■ **WORK TO BE COMPLETED**
What lines in the data hold the string "value"? Show them.

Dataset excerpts
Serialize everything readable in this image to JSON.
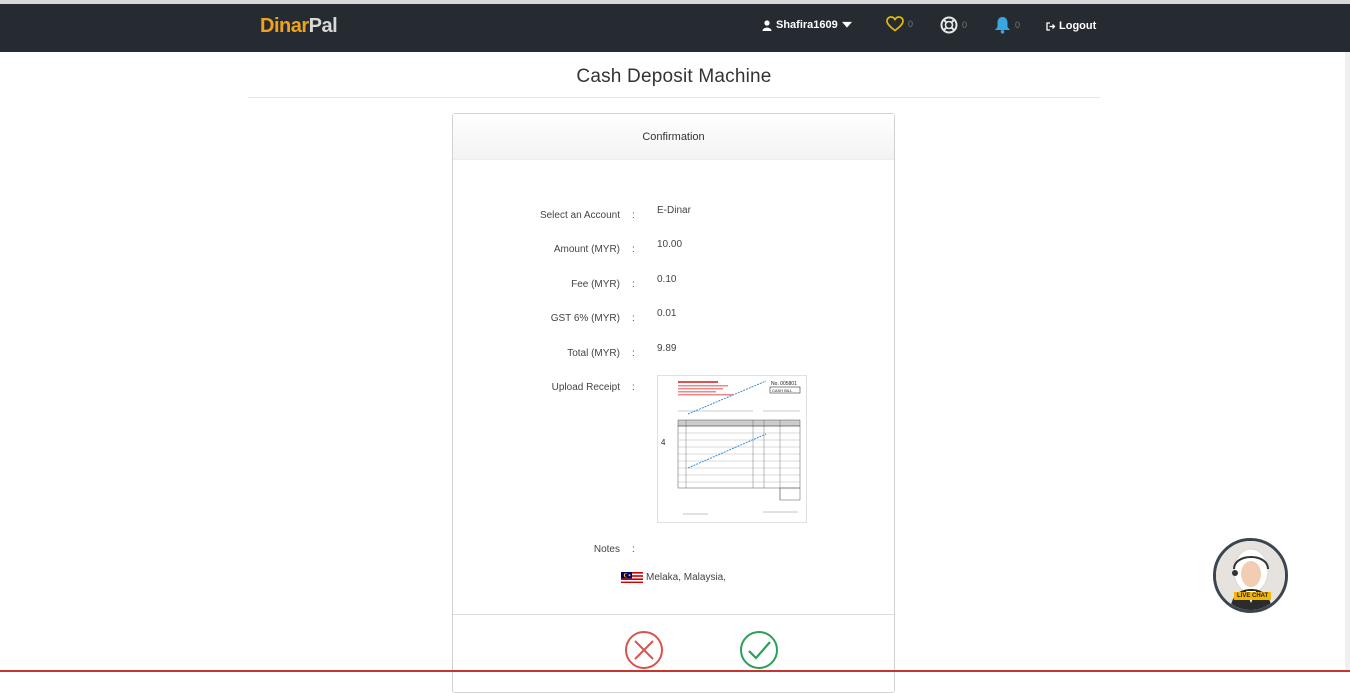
{
  "brand": {
    "part1": "Dinar",
    "part2": "Pal"
  },
  "nav": {
    "username": "Shafira1609",
    "favorites_count": "0",
    "support_count": "0",
    "notifications_count": "0",
    "logout_label": "Logout"
  },
  "page": {
    "title": "Cash Deposit Machine"
  },
  "panel": {
    "heading": "Confirmation",
    "fields": [
      {
        "label": "Select an Account",
        "value": "E-Dinar"
      },
      {
        "label": "Amount (MYR)",
        "value": "10.00"
      },
      {
        "label": "Fee (MYR)",
        "value": "0.10"
      },
      {
        "label": "GST 6% (MYR)",
        "value": "0.01"
      },
      {
        "label": "Total (MYR)",
        "value": "9.89"
      },
      {
        "label": "Upload Receipt",
        "value": ""
      },
      {
        "label": "Notes",
        "value": ""
      }
    ],
    "colon": ":",
    "receipt_number": "4",
    "receipt_title": "CASH BILL",
    "receipt_no": "No. 005801",
    "location": "Melaka, Malaysia,"
  },
  "live_chat": {
    "label": "LIVE CHAT"
  },
  "colors": {
    "brand_orange": "#f0a21c",
    "topbar": "#262b31",
    "cancel_red": "#d9534f",
    "confirm_green": "#2aa05a",
    "bell_blue": "#3aa6e0",
    "heart_yellow": "#e6b800"
  },
  "icons": [
    "user-icon",
    "caret-down-icon",
    "heart-icon",
    "lifebuoy-icon",
    "bell-icon",
    "logout-icon",
    "cancel-icon",
    "confirm-icon",
    "malaysia-flag-icon"
  ]
}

■ **TASK RESULT**
        "value": "E-Dinar"
        "value": "10.00"
        "value": "0.10"
        "value": "0.01"
        "value": "9.89"
        "value": ""
        "value": ""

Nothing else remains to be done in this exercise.